Clothes: Comfort is again the important factor, whether male or female, casual outdoor gear like Craghopper stuff is ideal. Light, quick drying, lots of zipped pockets etc. A shooting vest with all the different pockets is ideal for the traveller and looks good as well. Keep all your stuff in zipped pockets; keep your passport in one, your wallet in another, a small amount of currency for the country you are in to buy coffee or a sandwich in another and so on. Put your mobile phone on a lanyard attached to the jacket in plain view when in use. The idea of keeping just one thing in each pocket is that other things don’t have to come out (or fall out) to get at what you need; this fumbling about displays disorganisation, an important weakness to the would be attacker.
The handbag: A small good quality rucksack like the Berghaus Bladdered are absolutely ideal for keeping your gear in… Ditch the handbag!

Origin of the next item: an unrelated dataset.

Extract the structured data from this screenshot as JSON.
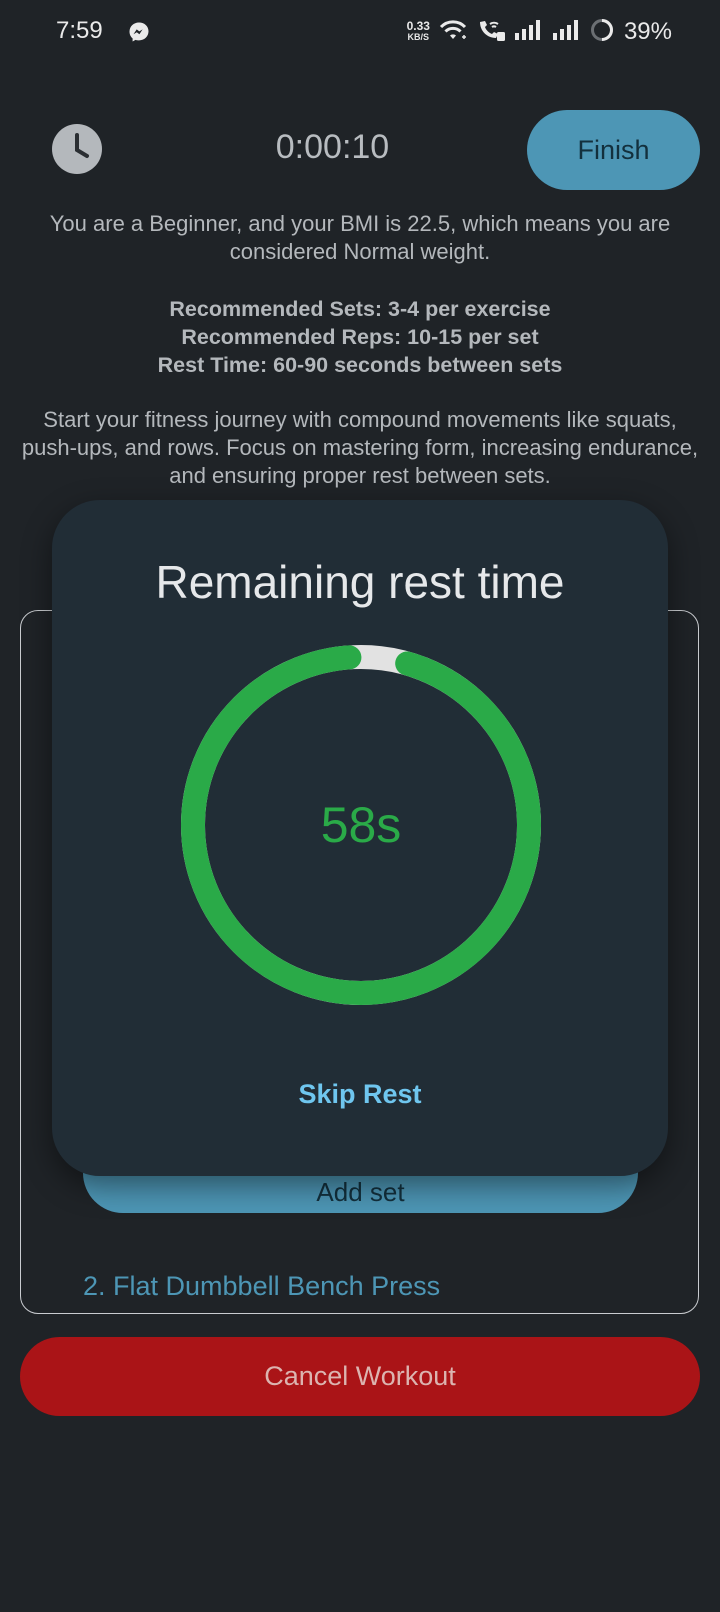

The way you look and act:This goes a good way in keeping you safe. Don’t wander about looking lost or unsure or with your hands in your pockets; be deliberate and certain. Airports, train stations and bus stations are the main danger areas. Whenever possible gain information first from the internet or friends if required. When you are sitting reading or having a coffee try to find a table where you can sit with your back to the wall or better still in a corner so everything is in front of you. Some say that you will be trapped in a corner if you do this, let’s break it down and see! You cannot be surprised and you will have a table and possibly chairs in front of you eliminating the attackers immediate access, the attacker is unlikely to pursue the attack further as he will be in the corner also but facing the wall… Not a place he wants to be! You will need to remove your small sack to sit down, when you do this immediately fasten it around the table leg or chair to prevent the possibility of a quick snatch. When you want to leave put the rucksack back on and adjust before leaving your position… Don’t carry it and put it on later. Always keep the rucksack tight, never walk around with it hanging off your back to look cool!
Toilets: When going to the toilet be extra vigilant; if you are a male always use a cubicle, never a urinal. Male or female, always fully adjust your clothing and rucksack before unlocking the cubicle door. Unless absolutely necessary, don’t wash your hands… Go straight out, this is a dangerous area. Keep a small bottle of anti-bacterial gel in your pocket for this purpose. If you are travelling with a friend of the same sex go to the toilet one at a time, not together. If your travelling companion is of the opposite sex, again one at a time.
On entering an airport, train station or bus station always know where to locate the exits and where they lead to; you may need to leave quickly for a number of reasons. Be suspicious of anyone requiring help, it’s an old ploy. In these places help will be provided quickly if needed. If you feel compelled to help, locate security and they will deal with it.
All this sounds like ‘cloak & dagger’ stuff but an attacker will be aware of the way you handle yourself and will dismiss you in favour of an easier target. With a little practice all these things will become second nature and take up little effort.
We have covered the basics of making yourself an undesirable target for an attacker. Should you be confronted there are a number of simple things you can do to neutralise the threat in order to assist your exit. If there is enough interest I will cover these in a second article.
Safe and happy travelling.